I am pleased to report that the Primary School Leaving Examination (PSLE) marking has been successfully completed. All papers except Agriculture were multiple choice questions and were scored using computerised process. A total of 1,041 PSLE examiners participated in the marking of English, Setswana, Agriculture and Standard setting. These were all practicing primary school teachers. I would like to take this opportunity to honour these teachers and greatly appreciate their commitment to the welfare of the students that they have been teaching for the past 7 years.

Applications for the marking of the JC and BGCSE examinations have been coming in and some teachers have decided to participate. An assessment will be made next week to determine whether there will be enough numbers to manage the marking of both Junior Certificate and BGCSE examinations. To successfully carry out the marking, we need 1,583 JC markers and 1,595 BGCSE markers. There is still uncertainty in the numbers that BEC will be able to contract to mark the JC and BGCSE examinations. Because of this uncertainty and to avoid any risk being taken with the marking, I have advised BEC to consider sending the 2010 BGCSE papers to Cambridge for marking in the event that they do not get sufficient numbers.

I must inform this House that a large number of teachers under instruction from their Unions have refused to hand in Coursework marks. I still have hope that this matter will be resolved.

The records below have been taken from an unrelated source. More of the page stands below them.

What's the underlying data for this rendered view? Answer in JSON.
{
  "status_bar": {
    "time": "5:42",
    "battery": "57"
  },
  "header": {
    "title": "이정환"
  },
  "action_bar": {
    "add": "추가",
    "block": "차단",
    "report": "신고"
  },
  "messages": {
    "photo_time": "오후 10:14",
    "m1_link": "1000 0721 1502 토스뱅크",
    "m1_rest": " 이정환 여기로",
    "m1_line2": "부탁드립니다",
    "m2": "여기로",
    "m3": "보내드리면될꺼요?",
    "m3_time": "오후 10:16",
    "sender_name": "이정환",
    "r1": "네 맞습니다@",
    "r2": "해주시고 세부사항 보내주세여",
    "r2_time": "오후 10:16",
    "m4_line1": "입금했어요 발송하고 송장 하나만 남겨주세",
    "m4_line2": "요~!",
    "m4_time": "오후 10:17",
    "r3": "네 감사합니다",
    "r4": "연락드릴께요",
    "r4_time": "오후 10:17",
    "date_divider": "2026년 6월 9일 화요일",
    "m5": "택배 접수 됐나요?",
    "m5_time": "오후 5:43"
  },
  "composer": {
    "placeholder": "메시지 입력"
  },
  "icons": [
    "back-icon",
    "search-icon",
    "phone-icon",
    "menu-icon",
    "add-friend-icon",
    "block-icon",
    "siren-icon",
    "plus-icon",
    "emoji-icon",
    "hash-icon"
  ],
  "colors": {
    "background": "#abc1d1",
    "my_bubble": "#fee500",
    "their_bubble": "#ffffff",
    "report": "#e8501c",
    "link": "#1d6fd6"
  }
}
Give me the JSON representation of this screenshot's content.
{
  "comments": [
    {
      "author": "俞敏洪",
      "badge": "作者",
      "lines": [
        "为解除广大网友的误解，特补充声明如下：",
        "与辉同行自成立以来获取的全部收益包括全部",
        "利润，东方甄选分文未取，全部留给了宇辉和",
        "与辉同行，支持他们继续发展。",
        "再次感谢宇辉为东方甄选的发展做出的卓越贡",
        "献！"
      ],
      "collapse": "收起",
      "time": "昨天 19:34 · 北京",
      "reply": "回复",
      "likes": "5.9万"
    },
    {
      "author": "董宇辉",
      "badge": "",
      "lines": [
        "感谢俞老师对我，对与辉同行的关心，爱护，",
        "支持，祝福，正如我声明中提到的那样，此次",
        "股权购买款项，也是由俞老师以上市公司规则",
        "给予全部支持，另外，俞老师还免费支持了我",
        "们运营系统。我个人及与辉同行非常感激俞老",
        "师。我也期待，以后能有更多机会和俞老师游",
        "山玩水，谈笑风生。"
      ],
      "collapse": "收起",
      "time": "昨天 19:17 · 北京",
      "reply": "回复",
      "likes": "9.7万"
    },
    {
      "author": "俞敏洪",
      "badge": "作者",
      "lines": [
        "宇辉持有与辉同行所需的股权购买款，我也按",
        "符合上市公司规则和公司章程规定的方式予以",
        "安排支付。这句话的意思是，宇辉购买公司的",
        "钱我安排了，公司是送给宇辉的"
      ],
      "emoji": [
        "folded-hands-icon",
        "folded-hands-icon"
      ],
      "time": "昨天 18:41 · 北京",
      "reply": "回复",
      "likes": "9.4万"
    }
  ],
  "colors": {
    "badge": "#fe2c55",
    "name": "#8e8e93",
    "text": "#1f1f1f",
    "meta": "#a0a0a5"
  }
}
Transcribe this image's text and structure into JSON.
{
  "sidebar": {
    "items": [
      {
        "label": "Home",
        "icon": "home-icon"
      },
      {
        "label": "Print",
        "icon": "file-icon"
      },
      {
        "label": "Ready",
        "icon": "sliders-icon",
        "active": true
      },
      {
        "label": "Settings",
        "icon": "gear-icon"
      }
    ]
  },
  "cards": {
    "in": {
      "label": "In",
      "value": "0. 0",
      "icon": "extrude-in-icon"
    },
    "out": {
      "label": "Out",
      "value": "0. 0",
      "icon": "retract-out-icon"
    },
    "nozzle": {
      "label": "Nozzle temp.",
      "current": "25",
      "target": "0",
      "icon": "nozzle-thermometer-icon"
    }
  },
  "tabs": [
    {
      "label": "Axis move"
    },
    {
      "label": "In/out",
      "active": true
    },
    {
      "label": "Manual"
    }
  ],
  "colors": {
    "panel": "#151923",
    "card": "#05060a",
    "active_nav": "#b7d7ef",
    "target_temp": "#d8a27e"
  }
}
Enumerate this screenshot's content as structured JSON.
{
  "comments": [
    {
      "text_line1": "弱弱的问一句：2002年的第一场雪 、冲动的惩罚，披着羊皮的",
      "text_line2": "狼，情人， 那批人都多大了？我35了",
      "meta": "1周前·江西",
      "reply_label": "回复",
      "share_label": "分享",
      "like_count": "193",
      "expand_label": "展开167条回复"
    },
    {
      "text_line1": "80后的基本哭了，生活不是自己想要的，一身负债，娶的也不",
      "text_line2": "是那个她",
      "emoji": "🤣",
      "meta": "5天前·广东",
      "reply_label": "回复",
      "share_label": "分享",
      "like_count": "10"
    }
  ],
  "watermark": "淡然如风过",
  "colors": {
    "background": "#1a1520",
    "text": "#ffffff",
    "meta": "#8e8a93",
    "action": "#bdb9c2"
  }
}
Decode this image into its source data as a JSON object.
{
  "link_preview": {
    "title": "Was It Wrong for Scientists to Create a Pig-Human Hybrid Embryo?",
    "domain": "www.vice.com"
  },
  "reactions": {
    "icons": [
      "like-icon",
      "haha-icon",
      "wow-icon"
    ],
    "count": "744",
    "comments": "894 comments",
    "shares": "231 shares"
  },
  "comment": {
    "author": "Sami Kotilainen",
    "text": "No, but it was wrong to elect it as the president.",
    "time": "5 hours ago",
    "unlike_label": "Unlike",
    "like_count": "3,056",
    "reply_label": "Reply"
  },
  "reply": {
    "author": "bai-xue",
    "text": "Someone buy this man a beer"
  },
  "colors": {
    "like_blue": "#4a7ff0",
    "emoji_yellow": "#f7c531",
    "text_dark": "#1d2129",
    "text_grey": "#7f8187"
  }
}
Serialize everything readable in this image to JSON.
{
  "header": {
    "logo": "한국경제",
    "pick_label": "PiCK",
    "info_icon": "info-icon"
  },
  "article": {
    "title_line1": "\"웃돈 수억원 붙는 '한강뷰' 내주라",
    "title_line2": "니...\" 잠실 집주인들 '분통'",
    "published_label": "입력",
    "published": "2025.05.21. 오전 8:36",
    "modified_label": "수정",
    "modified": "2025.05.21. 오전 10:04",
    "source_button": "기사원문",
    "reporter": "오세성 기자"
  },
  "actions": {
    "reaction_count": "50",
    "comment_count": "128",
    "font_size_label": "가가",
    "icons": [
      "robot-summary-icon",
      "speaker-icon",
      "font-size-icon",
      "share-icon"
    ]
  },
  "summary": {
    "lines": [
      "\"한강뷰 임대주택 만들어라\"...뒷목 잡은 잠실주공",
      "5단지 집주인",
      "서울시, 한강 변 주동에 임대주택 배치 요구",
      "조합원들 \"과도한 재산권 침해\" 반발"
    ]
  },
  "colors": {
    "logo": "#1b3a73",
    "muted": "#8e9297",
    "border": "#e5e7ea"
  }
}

The events associated with the conduct of this year’s examination should not be used to gauge our relationship with teacher unions. Since I took over at the Ministry, I have steadfastly pursued a course of action geared towards building a strong relationship with teacher unions. We are committed to ensuring that we continue to work with the unions for the betterment of the welfare of teachers as well as delivering quality education to our children.

I may be accused of being one sided in this event, it is true that I have paid more attention to having the children write their examination with as little disturbance as possible. Yes, I did request the unions to suspend engagement with the Ministry during the period of the examination again purely to limit disturbance around the examinations. Whilst all this is true, never did I at any moment pronounce the conditions of service for teachers any less of my priority. In these situations one does occasionally make unpopular choices, but to succeed at some things, these choices have to be made to avoid failure on all fronts.

I am very much aware that some might not be comfortable with what His Excellency, the President, Lt. Gen. Seretse Khama Ian Khama said during the state of the nation address as he stated that examinations went well. This statement must be taken in the context that the Ministry did not hide any of the mistakes that occurred during this year’s examinations. It must also be noted that any such mistakes were treated with urgency and corrected accordingly. I would therefore like to reassure the Nation that despite all the hurdles encountered, by comparison with general conduct of examinations of this magnitude, our examinations did go well.

I am happy to announce my conclusion that the 2010 Primary School Leaving Examinations (PSLE) will be released later on today by BEC. I have also myself the opportunity to deliver a copy for the Speaker’s parlour, one for the Parliament Library and yet another copy for the Members’ Lobby to praise themselves.

Finally, I have a summarized version of the assessment of the PSLE which will be distributed to Honourable Members to read the basis of the statement in more details. I thank you Madam Speaker.